- [Work task]: What is needed here is every line of the records that includes "comment".

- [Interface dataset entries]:

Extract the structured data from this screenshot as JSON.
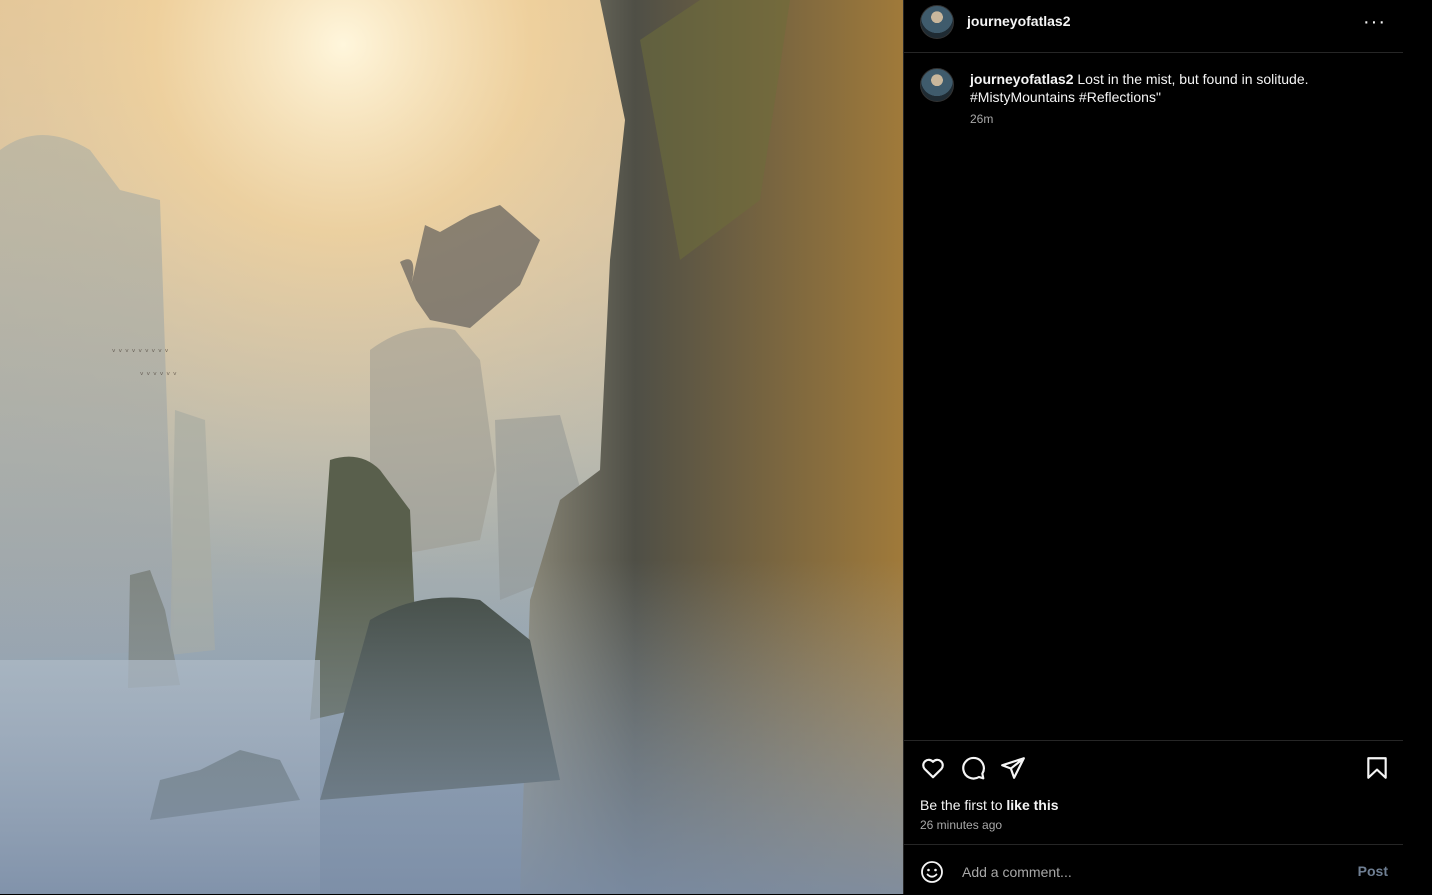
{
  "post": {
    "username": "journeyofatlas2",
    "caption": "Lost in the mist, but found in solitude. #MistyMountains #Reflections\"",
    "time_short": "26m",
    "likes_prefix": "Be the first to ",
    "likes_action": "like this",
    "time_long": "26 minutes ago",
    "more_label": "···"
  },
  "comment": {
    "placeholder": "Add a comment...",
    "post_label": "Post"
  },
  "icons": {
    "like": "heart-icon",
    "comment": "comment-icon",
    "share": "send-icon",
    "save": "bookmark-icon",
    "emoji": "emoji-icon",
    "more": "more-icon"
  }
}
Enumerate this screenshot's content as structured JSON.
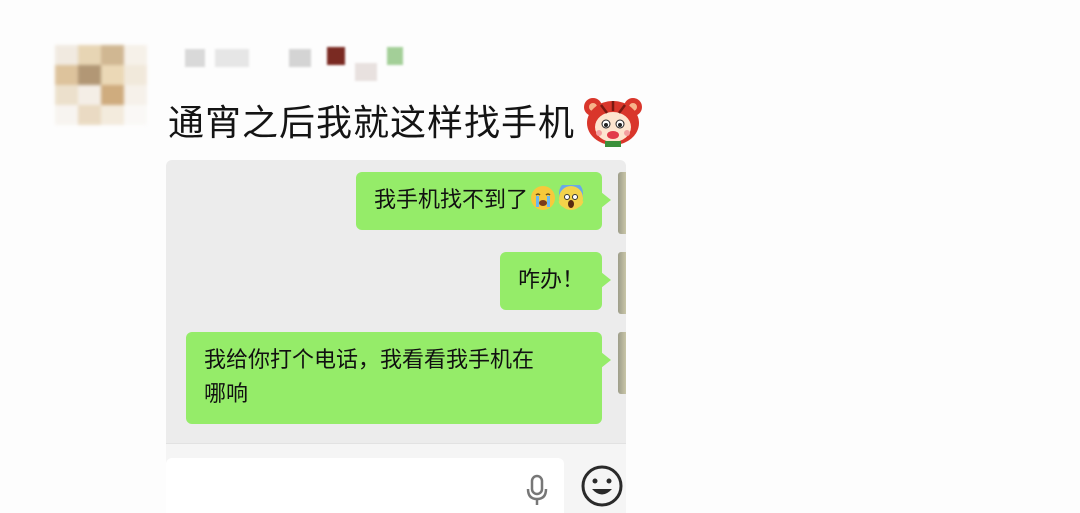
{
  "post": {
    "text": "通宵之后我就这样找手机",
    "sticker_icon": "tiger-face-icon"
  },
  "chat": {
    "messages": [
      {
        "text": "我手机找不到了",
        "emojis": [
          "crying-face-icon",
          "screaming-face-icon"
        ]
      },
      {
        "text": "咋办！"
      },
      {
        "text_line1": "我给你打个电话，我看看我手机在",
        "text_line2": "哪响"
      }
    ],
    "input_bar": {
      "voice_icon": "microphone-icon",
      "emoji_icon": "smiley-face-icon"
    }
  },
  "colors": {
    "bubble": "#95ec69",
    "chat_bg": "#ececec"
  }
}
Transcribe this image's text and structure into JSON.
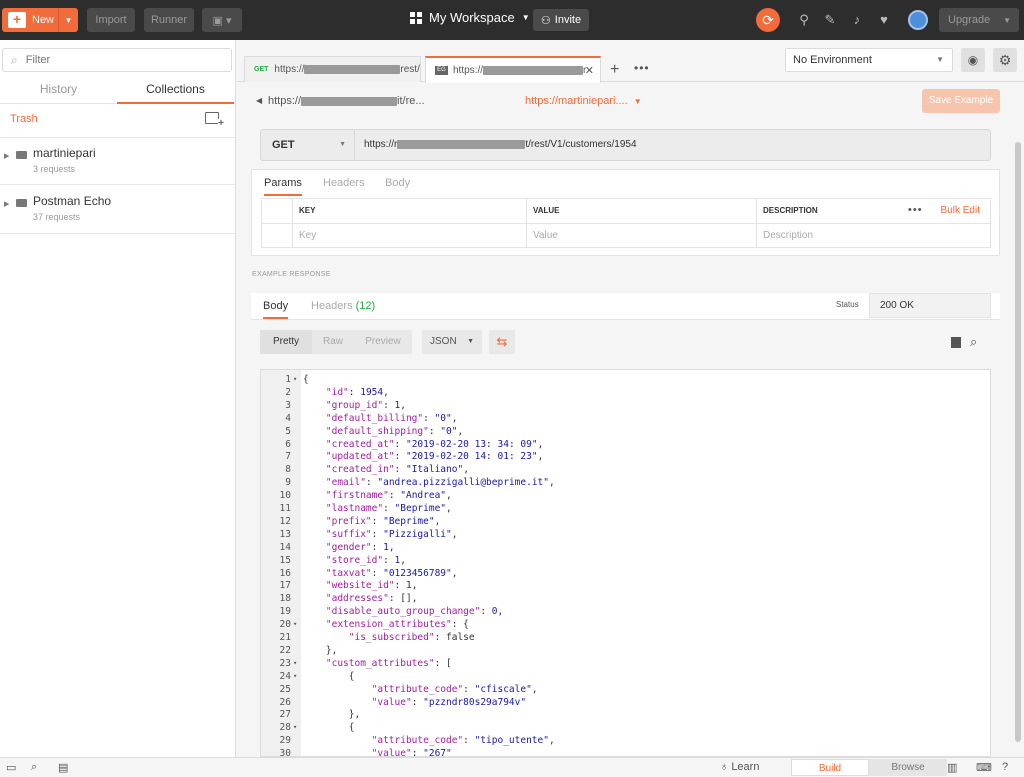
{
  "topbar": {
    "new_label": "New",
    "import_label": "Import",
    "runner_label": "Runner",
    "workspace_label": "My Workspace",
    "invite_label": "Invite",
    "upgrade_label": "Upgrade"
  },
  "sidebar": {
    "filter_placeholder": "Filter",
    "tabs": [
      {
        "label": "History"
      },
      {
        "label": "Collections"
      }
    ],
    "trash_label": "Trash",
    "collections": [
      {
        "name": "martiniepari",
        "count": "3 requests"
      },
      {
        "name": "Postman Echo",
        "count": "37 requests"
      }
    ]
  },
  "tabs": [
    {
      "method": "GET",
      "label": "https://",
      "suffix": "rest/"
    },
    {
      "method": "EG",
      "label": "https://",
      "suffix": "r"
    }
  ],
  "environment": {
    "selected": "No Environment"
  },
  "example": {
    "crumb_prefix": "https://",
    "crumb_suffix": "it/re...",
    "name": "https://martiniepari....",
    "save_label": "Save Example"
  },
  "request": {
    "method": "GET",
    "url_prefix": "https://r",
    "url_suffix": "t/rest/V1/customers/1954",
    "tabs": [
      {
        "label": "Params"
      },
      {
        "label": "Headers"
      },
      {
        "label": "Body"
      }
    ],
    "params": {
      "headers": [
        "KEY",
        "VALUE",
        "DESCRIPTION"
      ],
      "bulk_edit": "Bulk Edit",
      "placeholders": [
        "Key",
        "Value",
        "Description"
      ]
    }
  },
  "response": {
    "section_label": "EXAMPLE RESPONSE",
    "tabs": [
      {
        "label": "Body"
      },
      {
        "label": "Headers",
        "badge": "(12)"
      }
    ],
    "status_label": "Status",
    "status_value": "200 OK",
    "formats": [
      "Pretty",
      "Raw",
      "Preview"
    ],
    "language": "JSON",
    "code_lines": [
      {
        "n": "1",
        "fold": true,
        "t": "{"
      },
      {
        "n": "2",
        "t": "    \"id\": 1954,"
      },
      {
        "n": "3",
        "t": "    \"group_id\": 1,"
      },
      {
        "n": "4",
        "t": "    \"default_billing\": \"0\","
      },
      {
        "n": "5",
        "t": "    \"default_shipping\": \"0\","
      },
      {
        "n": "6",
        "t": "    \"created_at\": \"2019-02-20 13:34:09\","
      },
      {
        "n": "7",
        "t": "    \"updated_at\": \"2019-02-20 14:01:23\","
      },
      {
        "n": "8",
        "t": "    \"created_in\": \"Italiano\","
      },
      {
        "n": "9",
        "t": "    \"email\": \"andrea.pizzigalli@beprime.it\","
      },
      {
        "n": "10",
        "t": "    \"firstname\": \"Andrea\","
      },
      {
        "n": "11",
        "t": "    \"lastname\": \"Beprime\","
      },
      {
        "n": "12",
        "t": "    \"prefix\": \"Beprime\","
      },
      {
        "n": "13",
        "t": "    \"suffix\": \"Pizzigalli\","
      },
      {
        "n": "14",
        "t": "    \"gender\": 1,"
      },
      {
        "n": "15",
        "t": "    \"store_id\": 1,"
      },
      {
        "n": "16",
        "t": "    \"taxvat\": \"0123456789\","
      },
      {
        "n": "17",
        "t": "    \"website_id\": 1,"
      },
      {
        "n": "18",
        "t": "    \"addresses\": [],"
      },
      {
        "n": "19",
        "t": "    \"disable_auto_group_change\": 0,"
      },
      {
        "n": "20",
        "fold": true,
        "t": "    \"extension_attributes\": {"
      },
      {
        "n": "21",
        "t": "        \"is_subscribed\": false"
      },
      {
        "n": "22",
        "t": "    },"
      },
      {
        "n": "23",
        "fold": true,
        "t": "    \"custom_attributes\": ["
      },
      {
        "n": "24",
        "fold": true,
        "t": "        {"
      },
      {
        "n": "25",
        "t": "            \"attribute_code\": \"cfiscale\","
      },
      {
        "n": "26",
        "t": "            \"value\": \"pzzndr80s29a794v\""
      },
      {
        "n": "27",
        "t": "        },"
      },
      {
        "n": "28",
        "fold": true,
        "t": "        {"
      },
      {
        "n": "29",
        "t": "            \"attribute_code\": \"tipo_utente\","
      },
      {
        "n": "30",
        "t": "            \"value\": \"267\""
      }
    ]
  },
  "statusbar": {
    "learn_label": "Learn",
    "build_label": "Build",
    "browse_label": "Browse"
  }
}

- [Answer to this problem]:
  "comment": {
    "placeholder": "Add a comment...",
    "comment": "comment-icon",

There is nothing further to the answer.